“My feeling on it is that he maybe did something that was kind of something he wasn’t supposed to do,” Tway said “They got him out of it or whatever. I think I’d just leave well-enough alone.”
John Garrity, a golf writer who profiled Vijay Singh for Sports llustrated in 1996, was reporting from the Colonial this week. He says Singh’s choice of playing at the Colonial instead of the Senior PGA Championship stirs up memories of ten years ago when Annika Sorenstam came off the LPGA Tour to play with the men.
“Vijay ties into that because he made some ungallant comments that week to the effect that he didn’t think that women should be playing in men’s tournaments. He got a lot of heat and publicity because of that,” Garrity said.
PR isn’t one of Singh’s strengths. He could have made a big splash in his first senior event by playing at the Bellerive Country Club, the same course where he played his first U.S. major in 1992. But Singh doesn’t lack supporters. Fellow golfer Brad Faxon favors Singh’s decision to bypass the year’s first senior major
“I totally respect these guys who, like Vijay, can compete on a daily basis on the PGA Tour. I don’t think he has an obligation to come out here,” Faxon said. “But at the same time this is one of our big tournaments. I’m not looking at Vijay thinking he’s doing the wrong thing. I think it’s cool.”
All the details of Singh’s lawsuit haven’t yet been made public. In the meantime, Garrity says he wonders if Singh’s claims that the PGA Tour sullied his reputation might backfire on him.
“The biggest problem with that argument is the fact that there were some blots on Vijay’s reputation long before the deer antler spray controversy came up. It’s a puzzle to most of us in the golf business that Vijay would make a case out of this because it just draws attention to his earlier problems,” Garrity said.
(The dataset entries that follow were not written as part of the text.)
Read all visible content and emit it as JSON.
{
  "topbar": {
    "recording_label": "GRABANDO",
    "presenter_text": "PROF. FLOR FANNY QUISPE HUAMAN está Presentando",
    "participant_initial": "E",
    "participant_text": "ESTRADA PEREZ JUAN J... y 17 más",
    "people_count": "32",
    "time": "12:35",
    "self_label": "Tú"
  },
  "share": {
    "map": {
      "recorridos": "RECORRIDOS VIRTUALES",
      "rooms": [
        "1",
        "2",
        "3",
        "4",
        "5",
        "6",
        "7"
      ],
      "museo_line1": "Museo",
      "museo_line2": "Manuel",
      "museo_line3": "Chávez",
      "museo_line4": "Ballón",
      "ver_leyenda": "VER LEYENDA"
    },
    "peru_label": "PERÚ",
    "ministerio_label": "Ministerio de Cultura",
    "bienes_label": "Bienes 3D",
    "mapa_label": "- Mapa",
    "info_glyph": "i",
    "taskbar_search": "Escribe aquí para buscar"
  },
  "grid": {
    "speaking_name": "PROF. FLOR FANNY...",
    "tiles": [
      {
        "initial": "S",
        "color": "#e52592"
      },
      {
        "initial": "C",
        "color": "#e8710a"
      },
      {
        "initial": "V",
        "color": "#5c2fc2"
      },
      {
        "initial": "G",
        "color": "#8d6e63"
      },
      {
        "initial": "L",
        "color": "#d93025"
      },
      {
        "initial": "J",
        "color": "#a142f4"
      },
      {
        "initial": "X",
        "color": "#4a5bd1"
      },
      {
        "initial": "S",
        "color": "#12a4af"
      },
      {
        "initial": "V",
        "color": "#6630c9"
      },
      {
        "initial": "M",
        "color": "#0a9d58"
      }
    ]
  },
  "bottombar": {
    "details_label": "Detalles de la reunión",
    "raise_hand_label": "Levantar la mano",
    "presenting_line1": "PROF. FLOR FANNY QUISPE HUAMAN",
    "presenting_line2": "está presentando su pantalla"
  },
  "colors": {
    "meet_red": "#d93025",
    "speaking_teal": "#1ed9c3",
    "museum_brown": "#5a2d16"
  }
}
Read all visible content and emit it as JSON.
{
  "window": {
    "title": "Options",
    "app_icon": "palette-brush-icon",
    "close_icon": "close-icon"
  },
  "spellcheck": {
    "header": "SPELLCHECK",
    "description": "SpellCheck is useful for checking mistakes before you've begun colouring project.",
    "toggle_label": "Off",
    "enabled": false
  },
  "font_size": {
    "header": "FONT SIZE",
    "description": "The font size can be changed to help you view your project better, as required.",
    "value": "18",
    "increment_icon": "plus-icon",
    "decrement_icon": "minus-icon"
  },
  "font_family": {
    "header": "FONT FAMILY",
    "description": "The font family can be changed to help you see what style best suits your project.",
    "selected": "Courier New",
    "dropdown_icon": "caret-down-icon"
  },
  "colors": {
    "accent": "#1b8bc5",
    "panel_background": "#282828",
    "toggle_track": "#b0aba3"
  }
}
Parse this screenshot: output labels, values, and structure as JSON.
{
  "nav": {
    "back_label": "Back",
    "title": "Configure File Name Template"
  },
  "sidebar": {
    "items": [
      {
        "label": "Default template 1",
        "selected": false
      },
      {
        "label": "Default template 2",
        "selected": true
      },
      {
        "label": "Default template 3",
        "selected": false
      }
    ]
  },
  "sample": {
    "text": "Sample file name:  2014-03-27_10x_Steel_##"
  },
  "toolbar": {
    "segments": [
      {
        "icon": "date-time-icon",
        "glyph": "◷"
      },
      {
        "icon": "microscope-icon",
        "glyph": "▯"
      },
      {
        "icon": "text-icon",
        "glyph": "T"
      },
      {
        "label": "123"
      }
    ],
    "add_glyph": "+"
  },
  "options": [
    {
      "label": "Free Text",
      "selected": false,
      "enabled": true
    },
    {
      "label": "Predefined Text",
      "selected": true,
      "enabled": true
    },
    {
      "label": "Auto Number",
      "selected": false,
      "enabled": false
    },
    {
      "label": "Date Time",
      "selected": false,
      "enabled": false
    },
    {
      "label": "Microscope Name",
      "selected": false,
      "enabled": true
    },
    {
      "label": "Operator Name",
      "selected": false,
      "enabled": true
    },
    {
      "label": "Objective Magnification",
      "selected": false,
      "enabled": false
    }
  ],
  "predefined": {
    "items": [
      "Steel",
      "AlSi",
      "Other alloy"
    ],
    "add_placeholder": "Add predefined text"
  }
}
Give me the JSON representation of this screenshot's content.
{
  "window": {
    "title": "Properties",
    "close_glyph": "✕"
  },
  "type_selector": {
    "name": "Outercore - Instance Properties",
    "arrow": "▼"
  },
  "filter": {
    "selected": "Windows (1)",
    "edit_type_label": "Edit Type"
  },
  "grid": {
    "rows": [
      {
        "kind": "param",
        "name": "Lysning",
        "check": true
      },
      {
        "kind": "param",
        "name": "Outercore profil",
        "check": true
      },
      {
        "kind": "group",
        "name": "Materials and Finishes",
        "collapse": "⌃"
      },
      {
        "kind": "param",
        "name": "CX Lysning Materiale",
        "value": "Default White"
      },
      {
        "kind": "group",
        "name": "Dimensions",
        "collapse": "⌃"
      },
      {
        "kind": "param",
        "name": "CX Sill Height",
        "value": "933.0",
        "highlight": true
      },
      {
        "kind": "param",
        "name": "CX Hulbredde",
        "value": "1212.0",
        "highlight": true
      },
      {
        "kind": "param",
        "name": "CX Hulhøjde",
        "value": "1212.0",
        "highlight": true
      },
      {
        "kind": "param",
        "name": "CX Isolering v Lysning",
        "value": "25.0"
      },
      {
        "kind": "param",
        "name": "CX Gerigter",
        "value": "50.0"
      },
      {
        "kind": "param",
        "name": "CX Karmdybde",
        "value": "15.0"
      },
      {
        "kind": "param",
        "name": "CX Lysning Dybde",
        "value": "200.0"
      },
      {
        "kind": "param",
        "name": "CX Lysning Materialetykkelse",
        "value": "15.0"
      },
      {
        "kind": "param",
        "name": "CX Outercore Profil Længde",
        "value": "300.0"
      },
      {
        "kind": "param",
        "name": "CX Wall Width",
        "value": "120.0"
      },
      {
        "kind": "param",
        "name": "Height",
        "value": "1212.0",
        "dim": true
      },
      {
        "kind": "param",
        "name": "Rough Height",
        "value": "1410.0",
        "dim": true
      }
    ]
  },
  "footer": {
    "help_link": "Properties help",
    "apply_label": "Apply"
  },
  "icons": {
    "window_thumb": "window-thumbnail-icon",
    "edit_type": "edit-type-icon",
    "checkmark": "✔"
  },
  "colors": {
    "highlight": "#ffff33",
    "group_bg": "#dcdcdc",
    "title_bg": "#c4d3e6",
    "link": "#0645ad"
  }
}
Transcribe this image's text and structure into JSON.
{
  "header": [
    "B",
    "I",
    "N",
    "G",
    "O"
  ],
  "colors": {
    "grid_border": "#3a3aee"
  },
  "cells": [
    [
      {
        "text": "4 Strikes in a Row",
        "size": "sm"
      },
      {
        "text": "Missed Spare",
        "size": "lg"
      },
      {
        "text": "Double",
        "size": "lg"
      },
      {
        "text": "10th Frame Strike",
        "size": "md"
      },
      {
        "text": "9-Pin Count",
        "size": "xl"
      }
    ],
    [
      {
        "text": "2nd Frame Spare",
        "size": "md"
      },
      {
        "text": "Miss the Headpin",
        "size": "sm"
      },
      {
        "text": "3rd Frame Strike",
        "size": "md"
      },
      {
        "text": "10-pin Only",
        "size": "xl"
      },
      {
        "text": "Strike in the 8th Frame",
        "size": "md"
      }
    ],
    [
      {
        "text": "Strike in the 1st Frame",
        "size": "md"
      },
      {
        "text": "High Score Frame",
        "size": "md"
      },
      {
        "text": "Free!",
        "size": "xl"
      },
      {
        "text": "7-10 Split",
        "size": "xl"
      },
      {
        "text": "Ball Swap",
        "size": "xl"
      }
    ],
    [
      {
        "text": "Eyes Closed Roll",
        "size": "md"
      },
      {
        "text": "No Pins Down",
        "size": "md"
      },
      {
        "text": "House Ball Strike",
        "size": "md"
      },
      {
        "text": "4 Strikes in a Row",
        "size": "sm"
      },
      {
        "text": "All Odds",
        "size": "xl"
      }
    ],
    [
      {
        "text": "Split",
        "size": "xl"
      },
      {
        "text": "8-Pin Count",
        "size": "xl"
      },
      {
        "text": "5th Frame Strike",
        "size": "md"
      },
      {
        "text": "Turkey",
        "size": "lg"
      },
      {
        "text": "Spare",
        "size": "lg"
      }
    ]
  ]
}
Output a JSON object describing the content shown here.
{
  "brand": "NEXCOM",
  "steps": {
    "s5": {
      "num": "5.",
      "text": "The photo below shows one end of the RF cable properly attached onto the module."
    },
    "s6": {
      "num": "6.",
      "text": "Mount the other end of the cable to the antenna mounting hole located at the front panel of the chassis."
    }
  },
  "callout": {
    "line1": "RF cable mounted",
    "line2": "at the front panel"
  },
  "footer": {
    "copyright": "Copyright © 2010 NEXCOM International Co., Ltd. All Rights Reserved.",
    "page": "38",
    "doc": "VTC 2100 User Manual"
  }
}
Victories for Singh are scarce now. He hasn’t finished any better than 20th this season. Perhaps competing against his peers in the 50-and-over set sooner rather than later will give him, to use a golf term, a mulligan. A chance for a fresh start.